Also They'd Be a Great Name for a Rock BandIf the Mongolian wrestling coaches aren't named Co-Sportsmen of the Year come December, I'm going to be very disappointed in Sports Illustrated.
Top that Bob Knight! In your faces, Earl Weaver and Billy Martin!! Maybe you can get the silver medal, Hubie Brown. In the long history of coaches/managers losing their shit over officiating, we have never and may never see a display to match that of the two worthies who earned Internet immortality last Sunday.
Stripping down to one's skivvies to protest a call!! That earns maximum style points for originality with a triple maximum points bonus for insanity.
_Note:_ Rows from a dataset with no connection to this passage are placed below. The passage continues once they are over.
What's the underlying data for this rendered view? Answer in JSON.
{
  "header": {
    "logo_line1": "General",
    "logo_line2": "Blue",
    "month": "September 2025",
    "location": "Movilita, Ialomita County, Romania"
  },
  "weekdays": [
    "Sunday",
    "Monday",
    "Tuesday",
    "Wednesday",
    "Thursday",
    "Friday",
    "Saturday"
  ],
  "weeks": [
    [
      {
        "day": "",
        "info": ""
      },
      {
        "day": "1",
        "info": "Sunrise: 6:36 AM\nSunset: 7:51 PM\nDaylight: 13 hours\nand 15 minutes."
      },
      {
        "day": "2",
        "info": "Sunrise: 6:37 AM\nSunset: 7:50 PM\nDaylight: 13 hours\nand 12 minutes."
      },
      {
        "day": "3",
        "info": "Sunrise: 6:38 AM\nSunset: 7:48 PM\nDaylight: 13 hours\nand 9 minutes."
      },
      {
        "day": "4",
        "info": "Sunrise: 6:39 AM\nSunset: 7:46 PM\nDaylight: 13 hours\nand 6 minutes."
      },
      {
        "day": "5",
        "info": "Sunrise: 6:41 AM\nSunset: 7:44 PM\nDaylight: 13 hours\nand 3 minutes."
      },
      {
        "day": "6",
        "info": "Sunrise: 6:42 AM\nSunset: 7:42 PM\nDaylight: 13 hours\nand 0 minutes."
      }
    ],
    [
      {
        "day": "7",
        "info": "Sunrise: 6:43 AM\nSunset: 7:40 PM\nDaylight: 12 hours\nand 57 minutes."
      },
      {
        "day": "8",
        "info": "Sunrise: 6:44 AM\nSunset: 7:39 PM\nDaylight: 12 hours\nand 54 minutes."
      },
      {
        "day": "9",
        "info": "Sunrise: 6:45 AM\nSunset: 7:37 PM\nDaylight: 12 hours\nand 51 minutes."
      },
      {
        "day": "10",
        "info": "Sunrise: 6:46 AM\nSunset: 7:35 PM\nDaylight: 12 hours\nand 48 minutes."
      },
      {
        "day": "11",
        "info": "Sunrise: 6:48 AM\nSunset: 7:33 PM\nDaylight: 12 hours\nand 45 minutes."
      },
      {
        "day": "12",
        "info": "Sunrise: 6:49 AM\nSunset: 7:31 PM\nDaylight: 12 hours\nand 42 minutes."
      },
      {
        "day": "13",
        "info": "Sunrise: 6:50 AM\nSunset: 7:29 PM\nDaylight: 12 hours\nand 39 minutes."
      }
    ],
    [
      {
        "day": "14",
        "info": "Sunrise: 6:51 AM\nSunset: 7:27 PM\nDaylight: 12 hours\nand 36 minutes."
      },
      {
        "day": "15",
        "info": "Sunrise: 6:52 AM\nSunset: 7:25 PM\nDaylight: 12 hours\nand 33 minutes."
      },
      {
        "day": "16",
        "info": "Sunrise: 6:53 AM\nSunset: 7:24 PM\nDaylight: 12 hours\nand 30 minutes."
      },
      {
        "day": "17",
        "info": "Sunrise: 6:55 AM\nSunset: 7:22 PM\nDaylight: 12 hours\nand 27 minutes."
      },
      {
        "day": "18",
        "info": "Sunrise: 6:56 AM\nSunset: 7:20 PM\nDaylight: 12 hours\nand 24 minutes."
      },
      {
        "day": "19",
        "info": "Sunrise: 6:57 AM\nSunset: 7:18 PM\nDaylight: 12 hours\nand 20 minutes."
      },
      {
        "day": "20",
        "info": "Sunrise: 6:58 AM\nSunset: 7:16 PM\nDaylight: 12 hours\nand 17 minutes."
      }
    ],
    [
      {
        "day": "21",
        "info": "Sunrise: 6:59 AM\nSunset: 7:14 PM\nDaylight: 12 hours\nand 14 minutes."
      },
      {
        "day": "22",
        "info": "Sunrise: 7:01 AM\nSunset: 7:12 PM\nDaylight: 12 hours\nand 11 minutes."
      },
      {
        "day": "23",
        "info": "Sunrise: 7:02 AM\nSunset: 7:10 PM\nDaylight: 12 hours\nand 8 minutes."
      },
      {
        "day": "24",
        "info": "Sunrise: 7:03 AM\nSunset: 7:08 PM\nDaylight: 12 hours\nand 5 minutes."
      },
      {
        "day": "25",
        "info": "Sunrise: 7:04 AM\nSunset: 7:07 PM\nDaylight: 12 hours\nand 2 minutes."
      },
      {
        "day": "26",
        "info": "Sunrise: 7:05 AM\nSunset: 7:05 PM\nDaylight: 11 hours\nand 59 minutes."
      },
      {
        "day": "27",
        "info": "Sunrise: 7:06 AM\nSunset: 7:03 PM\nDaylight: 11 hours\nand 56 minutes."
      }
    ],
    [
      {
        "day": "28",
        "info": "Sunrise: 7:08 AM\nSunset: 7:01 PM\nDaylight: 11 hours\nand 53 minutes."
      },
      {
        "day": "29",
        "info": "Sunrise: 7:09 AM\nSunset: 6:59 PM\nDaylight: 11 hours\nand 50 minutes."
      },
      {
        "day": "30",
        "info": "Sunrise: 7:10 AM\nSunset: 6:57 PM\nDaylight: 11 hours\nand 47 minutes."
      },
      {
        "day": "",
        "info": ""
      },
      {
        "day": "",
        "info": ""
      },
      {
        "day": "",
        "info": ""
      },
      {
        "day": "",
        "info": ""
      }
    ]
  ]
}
I've seen Alvin Dark pick up third base and throw it into stands. I saw Gene Mauch take a baseball he suspected Gaylord Perry of doctoring and stomp on it to get it (and him), tossed from a game. They're just honorable mention rhubarbs now.
True comedy in sports comes when the principals are most serious. I'm sure that back home in Mongolia stripping off one's shirt in an argument is a mortal insult that leads to clan blood feuds which last for centuries. So what? I'm never going there. Anyone who didn't laugh loud and long at the video of this wrestling match has no sporting soul.
People are always saying, not incorrectly, that sports is entertainment. The weird thing is, the people who run sports disagree. Fans and casual spectators LOVE to see coaches/managers arguing with officials, especially when it's the home team coach/manager. All sports organizations take every step they can to outlaw the practice. It offends them.
In Adam Silver's NBA, coach Red Auerbach would get a season-long suspension by the third exhibition game. There will never be another John McEnroe in tennis, thanks to the eagle eye system.
And instant replay has just about killed the manager-ump argument.
Baseball had no need for replay, except for its incurable envy of pro football. If the NFL jumped off a cliff, MLB would be right behind. No business that really thought its goal was to entertain the public would replace the sight of two grown men screaming at each other like preschoolers with the sight of four grown men waiting to hear what a fifth grown man saw on television.
So the Mongolian wrestling coaches (who were of course deplored by Olympic poohbahs) are my sports heroes of the week. Years from now, they'll be the folks I remember from the Rio Games when I draw a blank on Katie Ledecky's name. No offense meant to Ms. Ledecky. Excellence is fun to watch too.
It's just not as much fun for me as watching sports turn adults into little kids -- poorly behaved little kids.